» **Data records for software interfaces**
----------------------------------------

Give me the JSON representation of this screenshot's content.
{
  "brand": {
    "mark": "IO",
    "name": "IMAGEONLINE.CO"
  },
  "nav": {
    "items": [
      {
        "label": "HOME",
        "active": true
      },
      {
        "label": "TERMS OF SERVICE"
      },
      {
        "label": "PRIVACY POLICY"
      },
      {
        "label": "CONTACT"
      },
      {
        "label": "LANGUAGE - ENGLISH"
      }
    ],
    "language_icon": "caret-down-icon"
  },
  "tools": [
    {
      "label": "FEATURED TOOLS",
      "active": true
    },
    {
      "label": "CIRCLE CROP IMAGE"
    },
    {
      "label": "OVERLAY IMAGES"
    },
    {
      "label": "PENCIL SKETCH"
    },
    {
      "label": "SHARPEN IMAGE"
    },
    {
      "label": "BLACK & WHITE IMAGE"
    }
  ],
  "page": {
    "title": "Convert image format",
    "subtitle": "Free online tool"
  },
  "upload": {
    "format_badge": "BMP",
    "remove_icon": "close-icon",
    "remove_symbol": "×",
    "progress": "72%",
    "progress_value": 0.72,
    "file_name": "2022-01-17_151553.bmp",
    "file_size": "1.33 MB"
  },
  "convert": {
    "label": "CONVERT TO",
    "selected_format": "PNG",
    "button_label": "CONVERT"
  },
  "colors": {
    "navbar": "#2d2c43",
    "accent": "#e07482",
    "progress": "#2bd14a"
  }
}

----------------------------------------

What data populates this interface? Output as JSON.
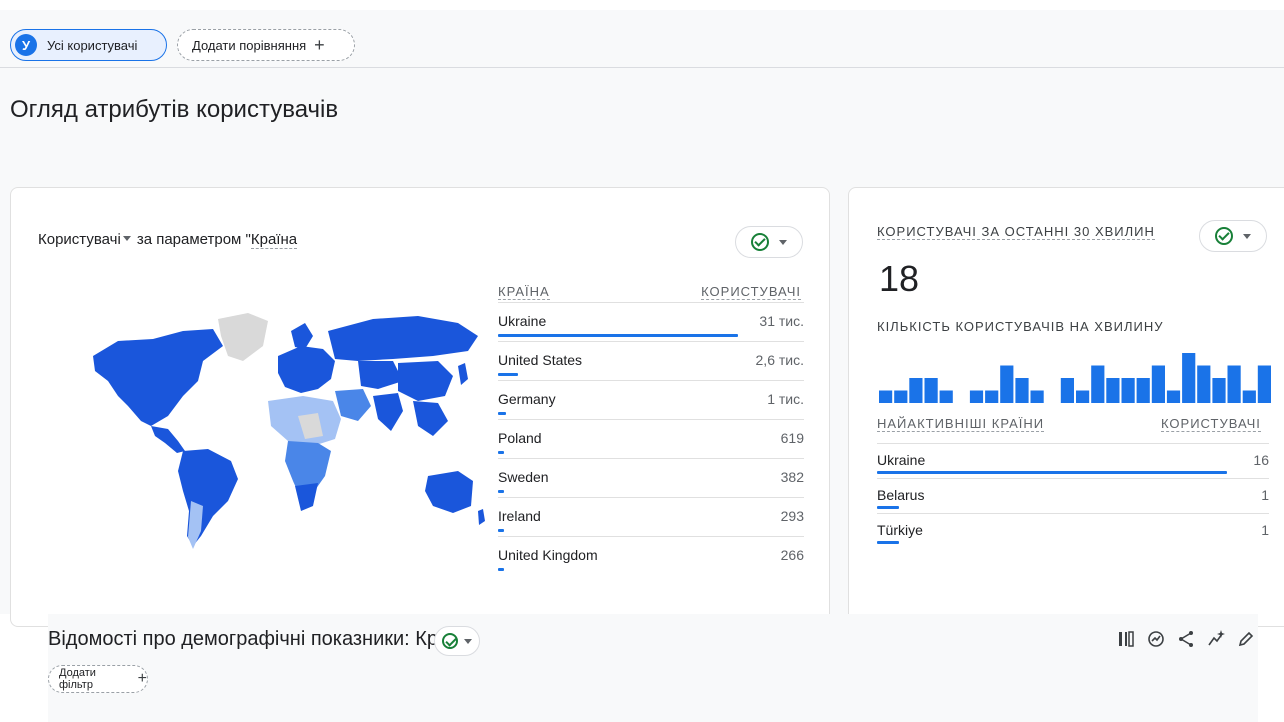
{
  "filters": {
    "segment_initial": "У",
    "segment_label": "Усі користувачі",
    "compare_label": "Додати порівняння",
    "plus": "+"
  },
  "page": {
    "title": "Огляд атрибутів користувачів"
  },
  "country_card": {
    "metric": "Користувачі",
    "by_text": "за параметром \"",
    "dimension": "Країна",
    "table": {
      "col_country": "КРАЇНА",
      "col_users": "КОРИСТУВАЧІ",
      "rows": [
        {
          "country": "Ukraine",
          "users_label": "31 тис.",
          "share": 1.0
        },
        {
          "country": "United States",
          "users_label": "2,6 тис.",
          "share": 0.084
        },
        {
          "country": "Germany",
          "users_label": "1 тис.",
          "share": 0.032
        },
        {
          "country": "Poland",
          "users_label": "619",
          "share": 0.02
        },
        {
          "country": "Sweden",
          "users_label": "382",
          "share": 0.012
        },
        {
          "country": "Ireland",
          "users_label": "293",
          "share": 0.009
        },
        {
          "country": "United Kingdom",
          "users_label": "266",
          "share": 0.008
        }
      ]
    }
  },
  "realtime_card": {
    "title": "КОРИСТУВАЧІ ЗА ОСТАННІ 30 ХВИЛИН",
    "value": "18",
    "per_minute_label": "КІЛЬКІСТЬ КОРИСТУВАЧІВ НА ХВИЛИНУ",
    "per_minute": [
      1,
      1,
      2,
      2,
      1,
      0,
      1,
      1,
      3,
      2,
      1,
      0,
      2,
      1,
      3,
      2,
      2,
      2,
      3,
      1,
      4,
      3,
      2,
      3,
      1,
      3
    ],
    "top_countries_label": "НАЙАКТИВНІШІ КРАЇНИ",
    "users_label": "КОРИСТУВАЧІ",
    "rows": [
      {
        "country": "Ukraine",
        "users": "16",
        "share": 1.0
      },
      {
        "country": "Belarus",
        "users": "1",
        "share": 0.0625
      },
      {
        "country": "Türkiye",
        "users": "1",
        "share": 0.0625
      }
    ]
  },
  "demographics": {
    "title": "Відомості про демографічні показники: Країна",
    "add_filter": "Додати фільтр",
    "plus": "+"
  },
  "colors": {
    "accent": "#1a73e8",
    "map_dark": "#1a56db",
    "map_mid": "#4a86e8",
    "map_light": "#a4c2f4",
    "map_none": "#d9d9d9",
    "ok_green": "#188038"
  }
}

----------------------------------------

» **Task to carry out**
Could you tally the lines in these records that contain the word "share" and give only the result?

» **Response box**
10